FEMA Assistance and the Valley Fire – Many who lost homes in the Valley Fire need assistance to replace lost income, to make repairs, and to cover other expenses incurred due to the fire. On September 23, 2015, the President declared Lake County to be a federal disaster area. Now Valley Fire victims can apply for assistance from the Federal Emergency Management Administration (“FEMA”). Let us discuss FEMA assistance.

People whose homes were destroyed or made uninhabitable can request temporary housing assistance (not to exceed a total of $31,900).   As long as one person in the household is a US Citizen or Qualified Alien the entire household may qualify, even though other persons do not qualify. Household income and location are factors in determining the amount of financial assistance.

Furthermore, anyone receiving needs based government benefits (e.g., SSI, Medi-Cal and Food Stamps) should not fear losing these benefits due to FEMA assistance. FEMA assistance does not count as a resource or income and so does not impact eligibility.

To apply, one person in the affected household must register with FEMA — in person with FEMA or by phone (800-621-3362) or on line (www.fema.gov/webform/disaster-assistance) — within sixty (60) days of September 23, 2015. Once registered with FEMA it is important to stay in contact with them and to keep records of your expenses. Keep a copy of the FEMA application and number. FEMA will then inspect your residence, issue a notice of eligibility, and provide two months of rental assistance at a time (with renewal applications).

Besides rental assistance, FEMA, through the “Small Business Administration” (“SBA”), lends up to $200,000 for “other than housing” needs to repair or replace one’s primary residence (only) for the following purposes: (1) habitable repairs only; (2) medical and dental expenses; (3) funeral and burial expenses; (4) replacing destroyed household items; (5) replacing destroyed cars; and (6) moving expenses. The money is a loan that must be repaid. The foregoing requires keeping good records of these paid expenses.

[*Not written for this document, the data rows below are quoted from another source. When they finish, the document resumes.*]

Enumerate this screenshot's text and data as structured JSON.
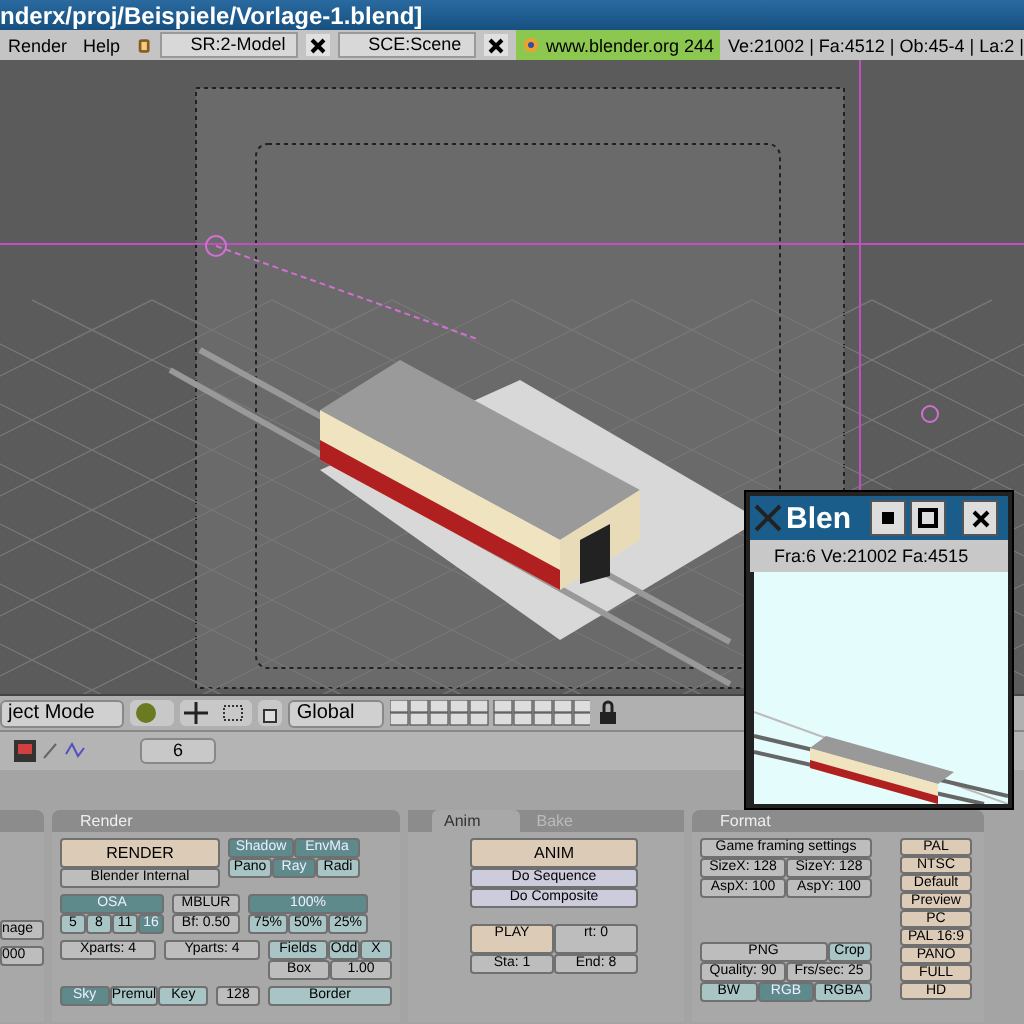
{
  "window": {
    "title": "nderx/proj/Beispiele/Vorlage-1.blend]"
  },
  "menu": [
    "Render",
    "Help"
  ],
  "screen_selector": "SR:2-Model",
  "scene_selector": "SCE:Scene",
  "version_badge": "www.blender.org 244",
  "stats": "Ve:21002 | Fa:4512 | Ob:45-4 | La:2 |",
  "viewport_header": {
    "mode": "ject Mode",
    "orientation": "Global"
  },
  "buttons_header": {
    "frame": "6"
  },
  "left_panel": {
    "buttons": [
      "nage",
      "000"
    ]
  },
  "render_panel": {
    "title": "Render",
    "render_button": "RENDER",
    "renderer": "Blender Internal",
    "toggles": [
      {
        "label": "Shadow",
        "on": true
      },
      {
        "label": "EnvMa",
        "on": true
      },
      {
        "label": "Pano",
        "on": false
      },
      {
        "label": "Ray",
        "on": true
      },
      {
        "label": "Radi",
        "on": false
      }
    ],
    "osa": {
      "label": "OSA",
      "on": true,
      "options": [
        {
          "label": "5",
          "selected": false
        },
        {
          "label": "8",
          "selected": false
        },
        {
          "label": "11",
          "selected": false
        },
        {
          "label": "16",
          "selected": true
        }
      ]
    },
    "mblur": "MBLUR",
    "blur_factor": "Bf: 0.50",
    "scale": {
      "label": "100%",
      "options": [
        {
          "label": "75%",
          "selected": false
        },
        {
          "label": "50%",
          "selected": false
        },
        {
          "label": "25%",
          "selected": false
        }
      ]
    },
    "xparts": "Xparts: 4",
    "yparts": "Yparts: 4",
    "field_toggles": [
      {
        "label": "Fields",
        "on": false
      },
      {
        "label": "Odd",
        "on": false
      },
      {
        "label": "X",
        "on": false
      }
    ],
    "filter": "Box",
    "filter_size": "1.00",
    "alpha_modes": [
      {
        "label": "Sky",
        "selected": true
      },
      {
        "label": "Premul",
        "selected": false
      },
      {
        "label": "Key",
        "selected": false
      }
    ],
    "bits": "128",
    "border": "Border"
  },
  "anim_panel": {
    "tabs": [
      {
        "label": "Anim",
        "selected": true
      },
      {
        "label": "Bake",
        "selected": false
      }
    ],
    "anim_button": "ANIM",
    "sequence_button": "Do Sequence",
    "composite_button": "Do Composite",
    "play_button": "PLAY",
    "rt": "rt: 0",
    "start": "Sta: 1",
    "end": "End: 8"
  },
  "format_panel": {
    "title": "Format",
    "game_framing": "Game framing settings",
    "size_x": "SizeX: 128",
    "size_y": "SizeY: 128",
    "asp_x": "AspX: 100",
    "asp_y": "AspY: 100",
    "file_type": "PNG",
    "crop": "Crop",
    "quality": "Quality: 90",
    "fps": "Frs/sec: 25",
    "color_modes": [
      {
        "label": "BW",
        "selected": false
      },
      {
        "label": "RGB",
        "selected": true
      },
      {
        "label": "RGBA",
        "selected": false
      }
    ],
    "presets": [
      "PAL",
      "NTSC",
      "Default",
      "Preview",
      "PC",
      "PAL 16:9",
      "PANO",
      "FULL",
      "HD"
    ]
  },
  "render_window": {
    "title": "Blen",
    "stats": "Fra:6  Ve:21002 Fa:4515"
  }
}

FEMA is a last resort and not a primary source of funds to repair or replace residences. Victims should make private insurance claims against any insurance policy they have that covers the damages incurred. If FEMA advances money for repairs it does so in expectation of being repaid once insurance monies are received by the victim for such repairs. That said, in some cases, FEMA provides additional direct assistance for repair expenses not covered by insurance.

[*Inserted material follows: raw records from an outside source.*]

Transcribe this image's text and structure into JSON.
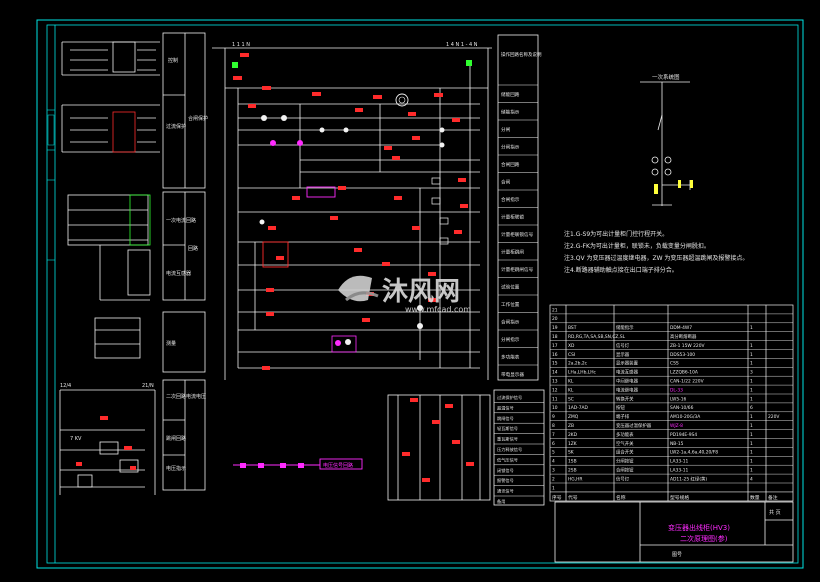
{
  "colors": {
    "background": "#000000",
    "frame": "#00e5e5",
    "wire": "#f2f2f2",
    "accent_red": "#ff2b2b",
    "accent_magenta": "#ff2bff",
    "accent_yellow": "#ffff3b",
    "accent_green": "#30ff30",
    "text": "#e6e6e6"
  },
  "top_bus": {
    "left_label": "1 1 1 N",
    "right_label": "1 4 N  1  - 4 N"
  },
  "function_blocks": {
    "b1": "控制",
    "b2": "过流保护",
    "b3": "一次电流回路",
    "b4": "电流互感器",
    "b5": "回路",
    "b6": "合闸保护",
    "b7": "测量",
    "b8": "二次回路电流电压",
    "b9": "跳闸回路",
    "b10": "电压指示"
  },
  "right_table": {
    "header": "操作回路名称及说明",
    "rows": [
      "储能回路",
      "储能指示",
      "分闸",
      "分闸指示",
      "合闸回路",
      "合闸",
      "合闸指示",
      "计量柜联锁",
      "计量柜联锁信号",
      "计量柜跳闸",
      "计量柜跳闸信号",
      "试验位置",
      "工作位置",
      "合闸指示",
      "分闸指示",
      "多功能表",
      "带电显示器"
    ]
  },
  "primary_title": "一次系统图",
  "notes": [
    "注1.G-S9为可出计量柜门控行程开关。",
    "注2.G-FK为可出计量柜，联锁未，负载变量分闸脱扣。",
    "注3.QV 为变压器过温度继电器，ZW 为变压器超温跳闸及报警接点。",
    "注4.断路器辅助触点接在出口端子排分合。"
  ],
  "bottom_left_labels": [
    "12/4",
    "21/N",
    "7 KV"
  ],
  "bottom_right_labels": [
    "过流保护信号",
    "超温信号",
    "跳闸信号",
    "轻瓦斯信号",
    "重瓦斯信号",
    "压力释放信号",
    "低气压信号",
    "闭锁信号",
    "报警信号",
    "通讯信号",
    "备用"
  ],
  "pink_box_label": "电压信号回路",
  "bom": {
    "rows": [
      [
        "21",
        "",
        "",
        "",
        "",
        ""
      ],
      [
        "20",
        "",
        "",
        "",
        "",
        ""
      ],
      [
        "19",
        "BST",
        "储能指示",
        "DDM-4W7",
        "1",
        ""
      ],
      [
        "18",
        "RD,RG,TA,SA,SB,SN,CZ,SL",
        "",
        "高分断熔断器",
        "",
        ""
      ],
      [
        "17",
        "XD",
        "信号灯",
        "ZB-1  15W 220V",
        "1",
        ""
      ],
      [
        "16",
        "CSI",
        "显示器",
        "DDS53-100",
        "1",
        ""
      ],
      [
        "15",
        "2a,2b,2c",
        "显示器装置",
        "CSS",
        "1",
        ""
      ],
      [
        "14",
        "LHa,LHb,LHc",
        "电流互感器",
        "LZZQB6-10A",
        "3",
        ""
      ],
      [
        "13",
        "KL",
        "中间继电器",
        "CAN-1/22  220V",
        "1",
        ""
      ],
      [
        "12",
        "KL",
        "电流继电器",
        "DL-33",
        "1",
        ""
      ],
      [
        "11",
        "SC",
        "转换开关",
        "LW5-16",
        "1",
        ""
      ],
      [
        "10",
        "1AD-7AD",
        "按钮",
        "SAN-10/66",
        "6",
        ""
      ],
      [
        "9",
        "ZMQ",
        "端子排",
        "AM10-20G/3A",
        "1",
        "220V"
      ],
      [
        "8",
        "ZB",
        "变压器过温保护器",
        "WJZ-8",
        "1",
        ""
      ],
      [
        "7",
        "2KD",
        "多功能表",
        "PD194E-9S4",
        "1",
        ""
      ],
      [
        "6",
        "1ZK",
        "空气开关",
        "NB-15",
        "1",
        ""
      ],
      [
        "5",
        "SK",
        "组合开关",
        "LW2-1a,4,6a,40,20/F8",
        "1",
        ""
      ],
      [
        "4",
        "1SB",
        "分闸按钮",
        "LA33-11",
        "1",
        ""
      ],
      [
        "3",
        "2SB",
        "合闸按钮",
        "LA33-11",
        "1",
        ""
      ],
      [
        "2",
        "HG,HR",
        "信号灯",
        "AD11-25  红绿(黄)",
        "4",
        ""
      ],
      [
        "1",
        "",
        "",
        "",
        "",
        ""
      ]
    ],
    "header": [
      "序号",
      "代号",
      "名称",
      "型号规格",
      "数量",
      "备注"
    ]
  },
  "title_block": {
    "line1": "变压器出线柜(HV3)",
    "line2": "二次原理图(参)",
    "drawing_no_label": "图号",
    "page_label": "共  页"
  },
  "watermark": {
    "brand": "沐风网",
    "url": "www.mfcad.com"
  }
}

Also, if a fire victim loses his or her income as a result of the fire – such as their place of business being destroyed or it becomes inaccessible due to road closures — then he or she should apply for state unemployment assistance first, and then also apply with FEMA for unemployment income.

It is good that during these difficult times that FEMA is another possible source of assistance, in addition to private insurance, state assistance, and charitable organizations, which is now available to Valley Fire victims.